A few months later, I looked at a former Humber Keel, moored on the Broads near to Beccles. Again, there were some really interesting ideas in a VERY non-traditional conversion and fit-out. I very much liked the glazed panels let into the roof in a couple of places, though they leaked like crazy, which was something to be aware of. Getting light into a barge is always more of a challenge than a narrow boat as you are living inside the hull, not above it.

The lack of an engine room, or of any the off-grid services a boat normally has, gave even more space (it was entirely mains powered, with drinking water coming from a fixed hose and sewage pumped to a tank on the bank.)

It was being kept on a semi-tidal river and hadn’t been docked or painted externally in years. It also hadn’t been lived on in months, and the closer you looked the more maintenance issues came to light. I wished him luck, but wouldn’t be making an offer.

I’d only ever been interested in the idea of owning an historic narrow boat and with larger craft the same held true. Wide beam new builds are pretty much without exception a fairly grim species of boat, to my eyes. I also quickly established that as much as I like continental craft (Dutch barges being the best known example) I don’t want to live on one.

A chance conversation at a summer garden party, more or less recounting the above, led to a discussion at the Acton Bridge Steam Party. Friends Rebekah and Matt had moved off the barge Iris Abbott after 7 years afloat, in late 2022, and used her very little since then. She wasn’t on the market as such but they were thinking they might let her go. We took a short run out and I went for a proper look around a couple of weekends later, back at her base in Northwich.

Iris Abbott and Bream at Acton Bridge, 1st October 2023
Iris Abbott and Bream at Acton Bridge, 1st October 2023

For various reasons, mostly related to me not having the time to chase up conversations due to work commitments, it’s taken a few months for it all to come together, but last week she was given a pretty clean bill of health by the surveyor and the deal has been done. Later this week I’m going to move her downriver, onto a mooring near to Acton Bridge, and see how that goes.

She very much ticks the historic boat box, but as the photos show has a quite unconventional conversion, having been used for some time as a party/hotel boat based in Liverpool. Internally she is better equipped than Bream, and has room for visitors to sit down and even stay over, should they be so inclined.

Iris (with Bream behind) at Acton Bridge, 1st October, 2023
Iris (with Bream behind) at Acton Bridge, 1st October, 2023

Like Bream she was the first of her type, also built Northwich, but in 1948. She primarily carried grain from Liverpool Docks to the Kellogg’s factory on Trafford Park, near to Manchester. Unlike Bream, her history is quite well documented and photographed, and I intend to tell that story on this site, over time.

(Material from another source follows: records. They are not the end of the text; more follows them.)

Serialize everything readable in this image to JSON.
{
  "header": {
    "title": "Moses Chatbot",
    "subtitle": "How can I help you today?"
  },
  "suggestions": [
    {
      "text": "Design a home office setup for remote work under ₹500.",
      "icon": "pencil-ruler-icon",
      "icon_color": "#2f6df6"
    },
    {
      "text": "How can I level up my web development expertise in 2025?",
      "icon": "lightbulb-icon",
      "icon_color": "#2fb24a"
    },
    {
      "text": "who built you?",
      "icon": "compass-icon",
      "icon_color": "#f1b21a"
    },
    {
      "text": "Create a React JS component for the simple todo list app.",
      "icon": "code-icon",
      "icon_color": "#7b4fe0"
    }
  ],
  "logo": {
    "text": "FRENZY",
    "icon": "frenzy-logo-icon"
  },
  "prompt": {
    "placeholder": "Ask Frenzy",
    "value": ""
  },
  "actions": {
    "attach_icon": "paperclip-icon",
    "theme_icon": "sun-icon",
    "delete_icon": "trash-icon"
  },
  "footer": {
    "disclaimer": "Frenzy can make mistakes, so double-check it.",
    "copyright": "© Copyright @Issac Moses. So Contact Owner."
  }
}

She has the original engine room – with the Gardner 4L3 still having the compressed air start – and a traditional bow cabin but everything in between has been added more recently. Most of her private owners have lived on board and, of course, each has changed things. Having initially contemplated going straight in there and changing lots (my needs as solo liveaboard are quite different to those of a family of four) I’ve been well advised, particularly in conversations with friends in Ireland, a month before Christmas. The plan now is to move onto her, find out at my leisure what I do and don’t like, then potentially move back to Bream whilst changes are made, at a later date.

Meanwhile, not being on Bream gives me the opportunity for some jobs that have been put off there to be tackled. As things stand there are no plans to let Bream go. I can use her in different ways if I’m not living on her, so let’s see how it all evolves.

For now thanks to a few people – Teresa, who got the conversation started; Jo and Nigel who were on that first trip out and helped me organise my initial thoughts; Mike whose experience of the boat, the river and any amount of technical detail has been invaluable; Kayt and Chris who persuaded me that I didn’t need to rush into changes; Steve who valued the boat, Tony who surveyed her and of course Rebekah and Matt, who have entrusted her to me.

Here we go…